Food Colouring

Food Colouring Overview

Food colouring dates as far back as the mid-19th century when William Henry Perkin discovered mauve – one of the first organic dye used in colouring cosmetics, drugs and food. Other dyes at the time were produced from processing coal. Towards the end of the same century, the United States Department of Agriculture (USDA) ventured into research on food colours after which butter was officially approved for use. Food colouring is done to give food an attractive and appealing look. As humans we eat with our eyes long before the food gets into the mouth. Most times, the ability to eat food is a function of how good it looks or smells, and how well it is presented.

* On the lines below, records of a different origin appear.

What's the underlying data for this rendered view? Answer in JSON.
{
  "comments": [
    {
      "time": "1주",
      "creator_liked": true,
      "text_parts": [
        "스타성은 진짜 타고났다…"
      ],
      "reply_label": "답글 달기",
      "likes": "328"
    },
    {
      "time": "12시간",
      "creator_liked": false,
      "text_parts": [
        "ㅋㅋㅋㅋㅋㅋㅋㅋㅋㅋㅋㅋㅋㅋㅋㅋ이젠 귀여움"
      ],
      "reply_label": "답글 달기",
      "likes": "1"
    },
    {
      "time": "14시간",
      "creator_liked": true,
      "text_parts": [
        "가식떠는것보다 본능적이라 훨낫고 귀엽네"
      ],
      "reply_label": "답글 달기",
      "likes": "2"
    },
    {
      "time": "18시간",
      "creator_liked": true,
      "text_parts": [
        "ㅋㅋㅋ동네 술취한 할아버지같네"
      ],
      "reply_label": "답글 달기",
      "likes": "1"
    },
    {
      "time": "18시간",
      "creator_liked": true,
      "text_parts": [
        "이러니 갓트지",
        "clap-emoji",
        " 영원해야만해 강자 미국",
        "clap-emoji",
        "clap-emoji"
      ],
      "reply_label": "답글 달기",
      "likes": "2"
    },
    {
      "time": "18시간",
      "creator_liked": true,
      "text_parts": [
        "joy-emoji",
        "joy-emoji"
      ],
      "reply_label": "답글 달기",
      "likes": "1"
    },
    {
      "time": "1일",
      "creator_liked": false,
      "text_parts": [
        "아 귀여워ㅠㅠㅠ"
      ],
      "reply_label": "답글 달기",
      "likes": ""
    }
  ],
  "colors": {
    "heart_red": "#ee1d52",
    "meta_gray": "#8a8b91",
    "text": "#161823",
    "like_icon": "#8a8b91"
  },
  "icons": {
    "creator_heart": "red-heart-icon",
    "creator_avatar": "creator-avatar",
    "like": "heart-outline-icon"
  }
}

In the early 20th century, the USDA discovered sharp practices among manufacturers in the United States and banned the use of harmful substances to colour food. These manufacturers used substances that contained lead and mercury as food colourings. Natural food colour sources are not hard to find. They are contained in minerals, vegetable and other natural occurring plants like turmeric and saffron. Interestingly, natural food colourings are also useful in medicine and cosmetology. Nonetheless, all food colourings are now required to be certified for use by the United States Food and Drug Agency (FDA). Contact us today for partnerships directed at facilitating research in the food industry and general agricultural development.